source of origin of the biological material utilized in their invention and
should also be required to obtain prior informed consent of the country of
origin:

Protection of traditional knowledge, innovations and practices
Conventional forms of patents (IPRs) are inadequate to protect indigenous
knowledge because they are based on protection of individual property
rights, whereas traditional knowledge is collective. Such knowledge,
developed over a period of time and codified in texts or retained in oral
traditions over generations, may also not satisfy the conditions of novelty
and innovative step necessary for grant of a patent. In this context, the
paper examined 3 options for the protection of traditional knowledge: (i)
documentation of traditional knowledge; (ii) registration and innovation
patent system; and (iii) development of a sui generis system.
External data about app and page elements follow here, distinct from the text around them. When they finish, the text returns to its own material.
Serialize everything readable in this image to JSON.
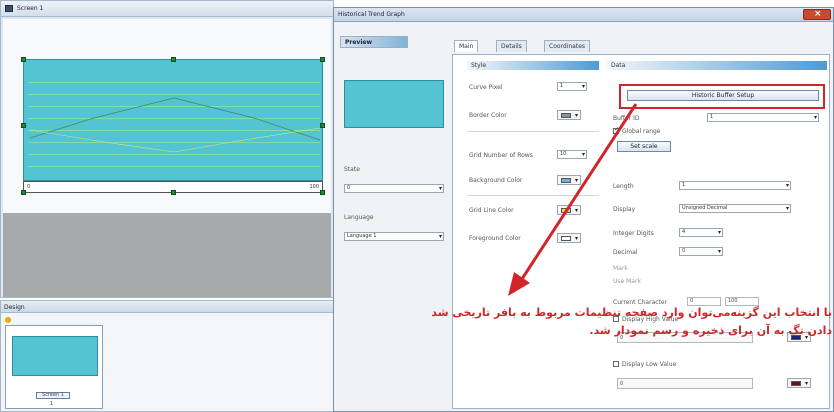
{
  "left_window": {
    "title": "Screen 1",
    "axis_left": "0",
    "axis_right": "100"
  },
  "thumbnail_panel": {
    "header": "Design",
    "screen_name": "Screen 1",
    "screen_number": "1"
  },
  "dialog": {
    "title": "Historical Trend Graph",
    "preview_tab": "Preview",
    "tabs": [
      "Main",
      "Details",
      "Coordinates"
    ],
    "left_col": {
      "state_label": "State",
      "state_value": "0",
      "language_label": "Language",
      "language_value": "Language 1"
    },
    "style_section": "Style",
    "style_fields": {
      "curve_pixel_label": "Curve Pixel",
      "curve_pixel_value": "1",
      "border_color_label": "Border Color",
      "grid_number_label": "Grid Number of Rows",
      "grid_number_value": "10",
      "background_label": "Background Color",
      "gridline_color_label": "Grid Line Color",
      "foreground_label": "Foreground Color"
    },
    "data_section": "Data",
    "data_fields": {
      "buffer_setup_button": "Historic Buffer Setup",
      "buffer_id_label": "Buffer ID",
      "buffer_id_value": "1",
      "global_range_label": "Global range",
      "set_scale_button": "Set scale",
      "length_label": "Length",
      "length_value": "1",
      "display_label": "Display",
      "display_value": "Unsigned Decimal",
      "integer_digits_label": "Integer Digits",
      "integer_digits_value": "4",
      "decimal_label": "Decimal",
      "decimal_value": "0",
      "mark_label": "Mark",
      "use_label": "Use Mark",
      "current_character_label": "Current Character",
      "current_character_value": "0",
      "current_character_max": "100",
      "display_high_label": "Display High Value",
      "display_high_value": "0",
      "display_low_label": "Display Low Value",
      "display_low_value": "0"
    },
    "colors": {
      "border": "#8a8f95",
      "background": "#55c4d2",
      "gridline": "#f2e21a",
      "foreground": "#ffffff",
      "high_value": "#1a237e",
      "low_value": "#6d1010"
    }
  },
  "annotation": {
    "line1": "با انتخاب این گزینه‌می‌توان وارد صفحه تنظیمات مربوط به بافر تاریخی شد",
    "line2": "دادن تگ به آن برای ذخیره و رسم نمودار شد."
  },
  "accent_red": "#d0252a"
}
Documentation of traditional knowledge
If traditional knowledge is properly documented, it can be made available
to patent examiners the world over so that prior art in the case of
inventions based on such materials/knowledge is readily available to them.
Documentation may also identify the indigenous communities with whom
benefits have to be shared.

One clear benefit of documentation is that it would check patents based on
traditional knowledge in public domain that are today difficult to prevent
due to lack of availability of information with patent examiners. Some
initiatives taken to document traditional knowledge include the Community
Biodiversity Registers (CBRs) and the Traditional Knowledge Digital Library
(a computerized database of documented TK relating to use of medicinal and
other plants).

The paper however cautioned that mere documentation may not ensure benefit
sharing, unless it is backed by a mechanism for protecting the knowledge.
Documentation may only serve a defensive purpose. This necessitates
extending some kind of protection to traditional knowledge. In this
context, the paper considered the registration and innovation patent, and
sui generis systems.

Registration and innovation patent system for traditional knowledge
This involves creating a system for registration of innovations by
inventors. Such registration will be tantamount to giving right to the
inventor to challenge any use of the innovation without prior permission.
For novel and useful innovations, a kind of petty patent giving protection
for a limited duration may be worked out.

Sui generis system for protecting traditional knowledge
A sui generis system, separate from the existing IPR system, could be
designed to protect knowledge, innovations and practices associated with
biological resources. The paper noted that the parameters, elements and
modalities of a sui-generis system were still being worked out. Such a
system would be in addition to the sui generis system of protection for
plant varieties (as per the provisions of the TRIPS Agreement).

International action
The paper noted that: "While securing benefits to the creators and holders
of knowledge for the use of this knowledge is subject to national
legislation, national action alone is not sufficient to ensure realization
of benefits ... The onus must also be shared by the user of this knowledge
all over the world so as to ensure compliance of the consent requirement
for using the knowledge and equitable sharing of benefits as visualized in
the Convention on Biological Diversity." Therefore, national action, and a
basic understanding and respect for an internationally recognised regime to
ensure rights to these communities have to go hand in hand. In this
context, India has suggested in international fora, in the CBD and the WTO,
that applications for patents should disclose the following:
- the source of knowledge and biological material;
- an undertaking that the prevalent laws and practices of the country of
origin have been fully respected.

Observer status
At the CTE meeting, the CBD reiterated its request for observer status in
the TRIPs Council. The US had blocked the CBD from being granted an ad hoc
observer status at the TRIPS Council at its last meeting.
(Source: SUNS 4712, Someshwar Singh, 20 July 2000, http://www.twnside.org.sg/